Sunscreen is purchased on the basis of the Sun Protection Factor (SPF) value printed on the label. There is, however, a lot of confusion about how a sunscreen works, how to use it appropriately, and if it should be used at all because it may prevent the production of vitamin D. This study demonstrates “how sunscreens work, how the SPF is determined, and where the limitations of the current methods exist.” The process of filtering out ultraviolet (UV types A and B) rays of the sun has been studied in laboratories by using computer simulations.
Shorter wavelength rays in the sunlight, namely ultraviolet A and B, are harmful to the skin. UVA can cause sunburns and UVB causes rapid aging of the skin. Sunscreen lotions/sprays block the UV rays from reaching the skin. “The best sunscreen is only as good as the user and can only provide insufficient protection if not applied uniformly, not in the right quantity, or not at all.” The users prefer creams/sprays that are made using a technology that makes the application of the sunscreen easy. Their quality of protection and amount of the UV rays they can block also affects their sale. SPF value is calculated by comparing the smallest amount of UV rays needed to burn the protected skin, with the smallest amount of UV rays needed to burn the unprotected skin.
- A comparison of the burning impact was made between a sunscreen with SPF 60 and another with SPF 30.
- Different SPF sunscreens were applied to see how much time was required to produce the same redness of skin, as another tool to compare the SPF values.
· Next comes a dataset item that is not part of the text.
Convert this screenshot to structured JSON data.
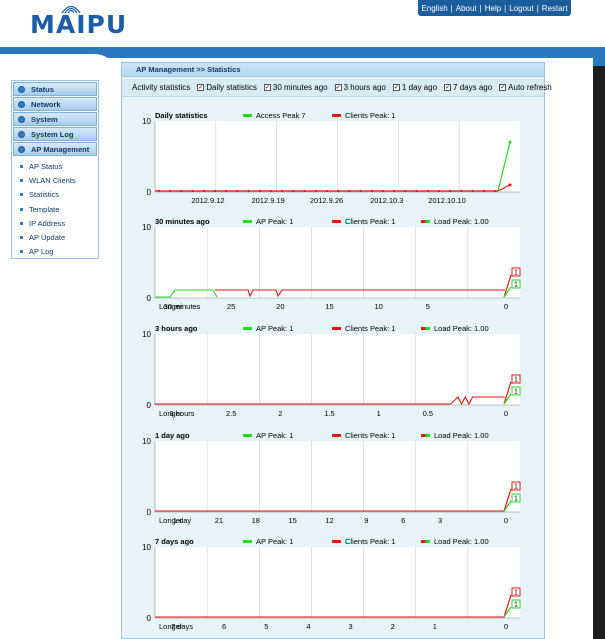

- The laboratory equipment used to mimic the sun shows great variation across the world, owing to the filters used. These were tested in a controlled manner.
- Initially, laboratory experiments failed to give a clear SPF value due to unstable sunscreens. A more accurate method using computation was therefore developed. These were used to determine the effects of uneven application of the sunscreen and progressively larger amounts were used.
- The amount of UV rays reaching the skin is more pertinent than the amount that is blocked by the use of sunscreens. It seems trivial that SPF 30 blocks 96.7 percent and SPF 60 blocks 98.3 percent of the UV rays. But, it is significant that SPF 30 allows 3.3 percent rays to reach the skin, while SPF 60 allows only 1.7 percent that is half the burning rays.
- The sunscreens may block different amounts of UVA and UVB affecting their SPF values. The sunscreens that preferentially block UVB reduce the production of vitamin D, which is essential for our body. However, their uniform protection allows three times more UVB rays to reach the skin, helping in the synthesis of vitamin D.
- Uneven application of the sunscreen causes valleys in the skin to fill, leaving peaks exposed and covered with less sunscreen. The SPF of the sunscreen depends on these exposed areas. It is observed that the SPF also increases with the amount of sunscreen being applied.
Authors agree that SPF will no longer be the criteria to be used while choosing the sunscreens for the skin. In future, SPF should be given less importance in selecting the sunscreens. The authors suggest that instead the “quality of protection over the whole UVB/UVAII/UVAI range should be the selection criterion.”
Sunscreen that gives protection against both A and B types of UV rays should be selected. The application of the sunscreen should be even and an ample amount should be used. With new technology, the sunscreens will be more robust. They will provide uniform protection and will be independent of the season, time of the day and latitude. Regulations for sunscreens are more stringent in Europe, and the sunscreens made in the Unites States do not have the same UVAPF when tested in Europe. There is no standardized UVA protection, but authors recommend buying sunscreens with high values for Ecamsule and zinc oxide. The sunscreens blocking a wide range (broad spectrum) of UV rays will soon become available.
For More Information:
Sun Protection Factors: Worldwide Confusion
British Journal of Dermatology, 2009
By U. Osterwalder; B. Herzog
From the Ciba Inc., Basel, Switzerland
*FYI Living Lab Reports Are Summaries of the Original Research.